Happy Friday everyone! It is me, your friendly neighbourhood book blogger coming at you with another weekend recommendation.
Sixteen-year-old Starr Carter moves between two worlds: the poor neighborhood where she lives and the fancy suburban prep school she attends. The uneasy balance between these worlds is shattered when Starr witnesses the fatal shooting of her childhood best friend Khalil at the hands of a police officer. Khalil was unarmed.
Soon afterward, his death is a national headline. Some are calling him a thug, maybe even a drug dealer and a gangbanger. Protesters are taking to the streets in Khalil’s name. Some cops and the local drug lord try to intimidate Starr and her family. What everyone wants to know is: what really went down that night? And the only person alive who can answer that is Starr.
But what Starr does or does not say could upend her community. It could also endanger her life.
Truly loved this book. I finished reading this shortly after binge watching “Dear White People” on Netflix. You hear a lot about police brutality on the news, but other than being sad when I hear about it and chatting about how terrible it is, that is really the extent of my knowledge on the subject. I loved this book because while it dealt with some incredibly heavy material, it was not preachy or aggressive but incredibly eye-opening and informative.

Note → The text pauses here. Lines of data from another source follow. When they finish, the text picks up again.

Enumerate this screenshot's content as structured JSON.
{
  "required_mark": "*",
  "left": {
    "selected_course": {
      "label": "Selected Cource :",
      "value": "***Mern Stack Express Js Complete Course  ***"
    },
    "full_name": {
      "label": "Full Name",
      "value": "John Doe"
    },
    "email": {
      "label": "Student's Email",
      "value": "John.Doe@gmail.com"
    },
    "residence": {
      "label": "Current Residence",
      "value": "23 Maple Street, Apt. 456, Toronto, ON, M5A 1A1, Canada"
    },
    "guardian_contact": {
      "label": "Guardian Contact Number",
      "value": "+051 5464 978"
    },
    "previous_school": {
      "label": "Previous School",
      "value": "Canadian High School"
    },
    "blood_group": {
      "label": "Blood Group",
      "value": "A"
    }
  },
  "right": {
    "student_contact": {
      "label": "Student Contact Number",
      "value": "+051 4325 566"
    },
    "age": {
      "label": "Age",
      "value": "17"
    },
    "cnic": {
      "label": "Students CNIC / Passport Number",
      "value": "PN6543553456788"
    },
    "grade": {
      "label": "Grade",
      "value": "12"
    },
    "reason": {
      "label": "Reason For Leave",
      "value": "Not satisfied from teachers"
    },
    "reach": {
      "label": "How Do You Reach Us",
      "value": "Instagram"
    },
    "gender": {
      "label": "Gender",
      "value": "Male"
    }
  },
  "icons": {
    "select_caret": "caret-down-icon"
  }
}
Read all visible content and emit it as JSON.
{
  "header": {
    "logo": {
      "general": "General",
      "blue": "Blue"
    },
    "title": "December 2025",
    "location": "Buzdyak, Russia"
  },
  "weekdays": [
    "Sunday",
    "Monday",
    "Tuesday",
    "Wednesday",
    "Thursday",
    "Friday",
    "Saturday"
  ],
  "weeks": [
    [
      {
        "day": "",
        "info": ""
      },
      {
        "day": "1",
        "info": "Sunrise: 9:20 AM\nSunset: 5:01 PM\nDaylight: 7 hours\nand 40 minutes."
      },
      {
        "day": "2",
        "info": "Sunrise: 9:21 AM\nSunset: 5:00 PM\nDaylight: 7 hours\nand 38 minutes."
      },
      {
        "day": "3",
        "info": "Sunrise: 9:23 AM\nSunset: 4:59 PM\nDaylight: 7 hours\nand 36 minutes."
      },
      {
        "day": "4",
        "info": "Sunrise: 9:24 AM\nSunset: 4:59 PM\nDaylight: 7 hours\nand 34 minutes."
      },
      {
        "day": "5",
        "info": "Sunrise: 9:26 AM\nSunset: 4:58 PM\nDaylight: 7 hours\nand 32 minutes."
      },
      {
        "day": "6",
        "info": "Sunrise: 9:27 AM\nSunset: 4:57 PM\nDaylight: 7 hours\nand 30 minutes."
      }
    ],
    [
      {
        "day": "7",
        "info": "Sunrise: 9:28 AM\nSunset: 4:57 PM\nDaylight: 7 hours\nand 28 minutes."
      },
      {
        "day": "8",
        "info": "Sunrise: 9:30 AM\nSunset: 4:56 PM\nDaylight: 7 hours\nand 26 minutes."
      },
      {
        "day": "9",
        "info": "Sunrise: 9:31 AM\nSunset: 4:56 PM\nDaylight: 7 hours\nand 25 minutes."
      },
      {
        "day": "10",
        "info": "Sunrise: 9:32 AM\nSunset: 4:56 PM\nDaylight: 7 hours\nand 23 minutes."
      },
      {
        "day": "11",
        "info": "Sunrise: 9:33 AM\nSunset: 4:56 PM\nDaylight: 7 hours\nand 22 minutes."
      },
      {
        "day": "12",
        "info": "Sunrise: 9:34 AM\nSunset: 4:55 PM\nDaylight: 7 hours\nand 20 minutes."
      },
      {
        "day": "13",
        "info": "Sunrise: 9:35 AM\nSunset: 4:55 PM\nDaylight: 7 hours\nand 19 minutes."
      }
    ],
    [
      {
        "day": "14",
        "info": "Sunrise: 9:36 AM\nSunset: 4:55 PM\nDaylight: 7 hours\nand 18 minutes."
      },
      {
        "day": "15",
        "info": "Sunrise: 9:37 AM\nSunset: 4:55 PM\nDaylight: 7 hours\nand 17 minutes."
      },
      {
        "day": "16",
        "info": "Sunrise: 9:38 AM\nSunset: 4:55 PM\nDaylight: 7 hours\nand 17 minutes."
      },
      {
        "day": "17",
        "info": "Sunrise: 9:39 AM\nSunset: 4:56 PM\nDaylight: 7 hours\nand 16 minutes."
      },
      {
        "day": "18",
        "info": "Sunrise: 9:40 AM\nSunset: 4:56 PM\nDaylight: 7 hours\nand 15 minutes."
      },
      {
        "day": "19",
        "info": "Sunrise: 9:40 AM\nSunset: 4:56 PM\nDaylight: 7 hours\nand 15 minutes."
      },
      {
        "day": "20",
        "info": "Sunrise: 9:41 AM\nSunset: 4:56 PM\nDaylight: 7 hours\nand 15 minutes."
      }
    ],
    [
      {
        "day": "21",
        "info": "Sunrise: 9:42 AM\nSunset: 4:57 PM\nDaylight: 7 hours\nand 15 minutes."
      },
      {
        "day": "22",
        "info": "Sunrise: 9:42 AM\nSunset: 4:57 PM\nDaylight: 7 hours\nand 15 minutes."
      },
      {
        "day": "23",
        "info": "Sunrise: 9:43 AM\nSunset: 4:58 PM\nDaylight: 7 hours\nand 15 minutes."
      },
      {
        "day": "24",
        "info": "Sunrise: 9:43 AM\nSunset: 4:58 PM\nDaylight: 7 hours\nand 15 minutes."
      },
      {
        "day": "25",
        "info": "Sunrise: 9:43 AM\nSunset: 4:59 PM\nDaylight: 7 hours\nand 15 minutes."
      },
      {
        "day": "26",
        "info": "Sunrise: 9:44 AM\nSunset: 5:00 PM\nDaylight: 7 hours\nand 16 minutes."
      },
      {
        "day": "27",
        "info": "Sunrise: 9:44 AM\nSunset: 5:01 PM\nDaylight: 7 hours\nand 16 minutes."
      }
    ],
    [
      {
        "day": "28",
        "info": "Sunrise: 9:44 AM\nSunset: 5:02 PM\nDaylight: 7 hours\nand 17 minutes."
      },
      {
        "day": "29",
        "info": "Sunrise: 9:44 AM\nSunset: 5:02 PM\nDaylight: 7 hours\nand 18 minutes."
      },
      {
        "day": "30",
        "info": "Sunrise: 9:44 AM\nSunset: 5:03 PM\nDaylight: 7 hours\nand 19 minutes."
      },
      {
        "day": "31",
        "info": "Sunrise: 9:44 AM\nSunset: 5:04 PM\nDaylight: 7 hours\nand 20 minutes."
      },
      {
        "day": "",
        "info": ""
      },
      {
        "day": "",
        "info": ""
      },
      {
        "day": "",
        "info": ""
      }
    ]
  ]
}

The main characters were your typical teens. They had typical teen problems, until one night when a routine traffic stop goes haywire and their world changes forever. The story references real-life people that have been killed in incidents involving police. This book deals with topics such as survivor’s guilt, gangs and the media portrayal of “gang bangers”.

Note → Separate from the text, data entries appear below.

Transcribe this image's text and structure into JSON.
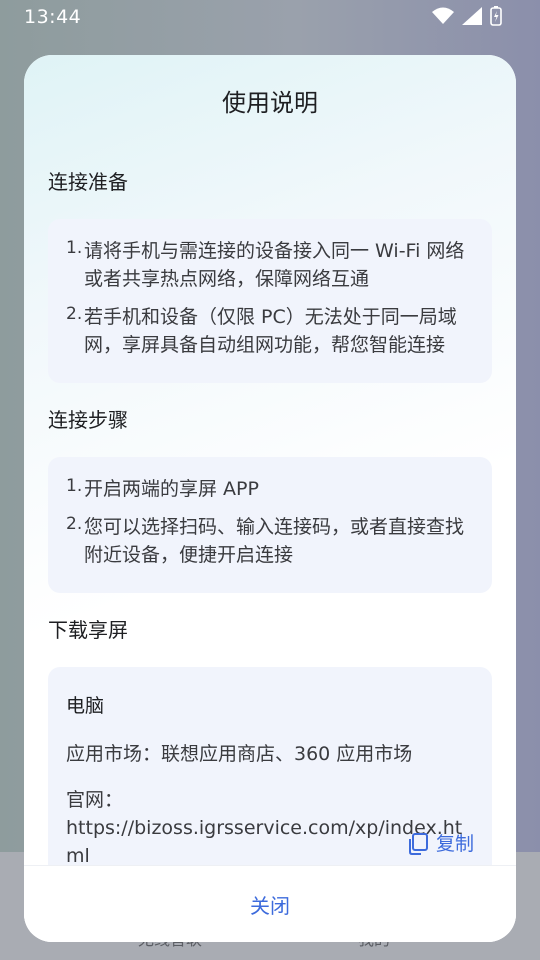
{
  "status": {
    "time": "13:44"
  },
  "background": {
    "tab_left": "无线音联",
    "tab_right": "我的"
  },
  "dialog": {
    "title": "使用说明",
    "sections": {
      "prep": {
        "title": "连接准备",
        "items": [
          {
            "num": "1.",
            "text": "请将手机与需连接的设备接入同一 Wi-Fi 网络或者共享热点网络，保障网络互通"
          },
          {
            "num": "2.",
            "text": "若手机和设备（仅限 PC）无法处于同一局域网，享屏具备自动组网功能，帮您智能连接"
          }
        ]
      },
      "steps": {
        "title": "连接步骤",
        "items": [
          {
            "num": "1.",
            "text": "开启两端的享屏 APP"
          },
          {
            "num": "2.",
            "text": "您可以选择扫码、输入连接码，或者直接查找附近设备，便捷开启连接"
          }
        ]
      },
      "download": {
        "title": "下载享屏",
        "card": {
          "heading": "电脑",
          "market": "应用市场：联想应用商店、360 应用市场",
          "site_label": "官网：",
          "url": "https://bizoss.igrsservice.com/xp/index.html",
          "copy_label": "复制"
        }
      }
    },
    "close_label": "关闭"
  }
}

I would recommend this book to everyone. Period. It is an incredible piece of fiction that speaks openly and honestly about a phenomenon that happens way too often in today’s society.